None of the acting in any of these mini-one-man-shows ever became bad. In fact, sooner or later I found each compelling. The range of styles also turned out pretty impressive. Ren Harris for example, in "The Addict" gave hints almost from the first word out of her mouth where her vignette was going.
Two monologues were from the POV of dogs. Really. As in canines. Each very different. Willy Romano-Pugh's piece choked up more than a few members of the audience, a spoken anthem by "The Dog" on behalf of his beloved (and abusive) master. The second, "Murray" by Robert Walters, captures the last moments of a happy life of a dog as he saves a child.
What have all these got in common? Several answers come to mind when thinking about that. Hope, love, desire, loneliness--the stuff of life really. Snapshots of humanity (or caninity) that capture all the complexity of what actually breathing entails. Okay, one has little to do with humans per se. "134340" by Leif La Duke may be the most original of the group, since it involves a conversation between the planet Pluto and all five of his (its?) moons!
But I felt for him too, the great big piece of rock and frozen atmosphere. Why not? Who hasn't felt the sting of others' opinions? "Down In The Dumps-ter" by Laura De Land features that very pain, and how it can lead to tragedy. Like a few other performers in this, Miss De Land sometimes gets a little frantic in her pacing. Opening night jitters, most likely. Hers was the second most harrowing piece of the night. I just couldn't see her character ever finding a happy ending short of some form of extreme amnesia, putting her past far far away. But "Bumble's Rambles" was if anything even more bleak, yet ended with more hope. Tucker Mathews played a home economics teacher, seemingly the only survivor of an atomic war, broadcasting music and ramblings out into the air for...what? To simply say he's alive. To insist despite everything he hasn't given up, even though despair clearly remains closer than his shadow.

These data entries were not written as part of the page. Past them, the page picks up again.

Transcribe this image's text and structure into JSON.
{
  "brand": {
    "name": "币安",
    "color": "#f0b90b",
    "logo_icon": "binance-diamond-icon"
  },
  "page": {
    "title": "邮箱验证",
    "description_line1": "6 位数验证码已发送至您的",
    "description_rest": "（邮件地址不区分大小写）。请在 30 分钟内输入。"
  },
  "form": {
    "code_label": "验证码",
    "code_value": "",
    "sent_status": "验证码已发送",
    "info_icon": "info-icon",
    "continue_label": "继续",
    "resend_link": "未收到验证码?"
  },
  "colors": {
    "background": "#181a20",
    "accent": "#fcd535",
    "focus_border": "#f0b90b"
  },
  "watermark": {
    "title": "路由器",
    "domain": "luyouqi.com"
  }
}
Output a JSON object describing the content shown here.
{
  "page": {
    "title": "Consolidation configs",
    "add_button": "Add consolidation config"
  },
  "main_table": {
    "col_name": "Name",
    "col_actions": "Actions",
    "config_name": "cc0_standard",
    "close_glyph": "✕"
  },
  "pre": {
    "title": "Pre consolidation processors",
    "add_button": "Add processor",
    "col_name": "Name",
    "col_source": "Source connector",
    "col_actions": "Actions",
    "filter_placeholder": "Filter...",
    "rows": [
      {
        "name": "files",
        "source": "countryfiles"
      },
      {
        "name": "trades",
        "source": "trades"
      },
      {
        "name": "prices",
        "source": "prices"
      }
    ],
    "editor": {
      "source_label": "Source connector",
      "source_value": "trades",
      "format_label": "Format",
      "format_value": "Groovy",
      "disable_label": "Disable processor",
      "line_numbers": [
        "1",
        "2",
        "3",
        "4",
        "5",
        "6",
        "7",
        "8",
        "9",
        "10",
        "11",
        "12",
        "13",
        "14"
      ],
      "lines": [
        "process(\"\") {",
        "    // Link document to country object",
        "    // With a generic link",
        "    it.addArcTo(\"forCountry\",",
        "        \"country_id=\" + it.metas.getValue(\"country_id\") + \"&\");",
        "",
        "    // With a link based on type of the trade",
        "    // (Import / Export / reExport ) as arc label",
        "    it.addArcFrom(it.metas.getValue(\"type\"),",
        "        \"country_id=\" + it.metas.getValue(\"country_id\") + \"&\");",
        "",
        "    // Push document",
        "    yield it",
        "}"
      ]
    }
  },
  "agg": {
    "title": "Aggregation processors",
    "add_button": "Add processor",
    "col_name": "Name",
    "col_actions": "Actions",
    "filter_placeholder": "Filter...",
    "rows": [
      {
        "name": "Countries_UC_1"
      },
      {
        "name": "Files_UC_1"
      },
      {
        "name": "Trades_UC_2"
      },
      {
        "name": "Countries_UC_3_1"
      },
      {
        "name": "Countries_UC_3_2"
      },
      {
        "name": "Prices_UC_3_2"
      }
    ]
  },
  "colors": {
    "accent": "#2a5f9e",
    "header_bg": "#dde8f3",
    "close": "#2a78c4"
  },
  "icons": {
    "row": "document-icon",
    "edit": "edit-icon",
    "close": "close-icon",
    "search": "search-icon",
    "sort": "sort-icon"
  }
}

One of the monologues that is not too frantic, simply because that pace is part of the whole piece, is titled "Re Shane" by Chelsea Rose. Her title character gives a portrait of this fearless, voluptuous woman taking a deep bite out of life and daring others to join the meal! Manic? Yes. Insane? Possibly. But without a doubt, glorious.
The final show of the 70 minute performance, "Muches Ado About Nothing" finally made vivid what all the others implied. Since we're all fools, all clowns, what about those who actually dress the part? In this case Mark Nager as the clown Muches. He wanted to do magic. And what he shows is that he still can.
Each little vignette had its own director, many of whom I've seen before--from Zombie Joe himself to Vanessa Cate, Adam Neubauer, Jana Wimer, Roger K. Weiss and Sebastian Munoz.
I recommend Astroglyde XX for anyone in the mood to be touched by nine sad, happy, wise, foolish lives--each of whom may stop your heart for just a split second or two.
Performances run Fridays at 8:30pm until December 14, 2012 at Zombie Joe's Underground Theatre at 4850 Lankershim Boulevard in North Hollywood. Tickets are $15. For more information check out their website or call (818) 202-4120. All Photos by Adam Neubauer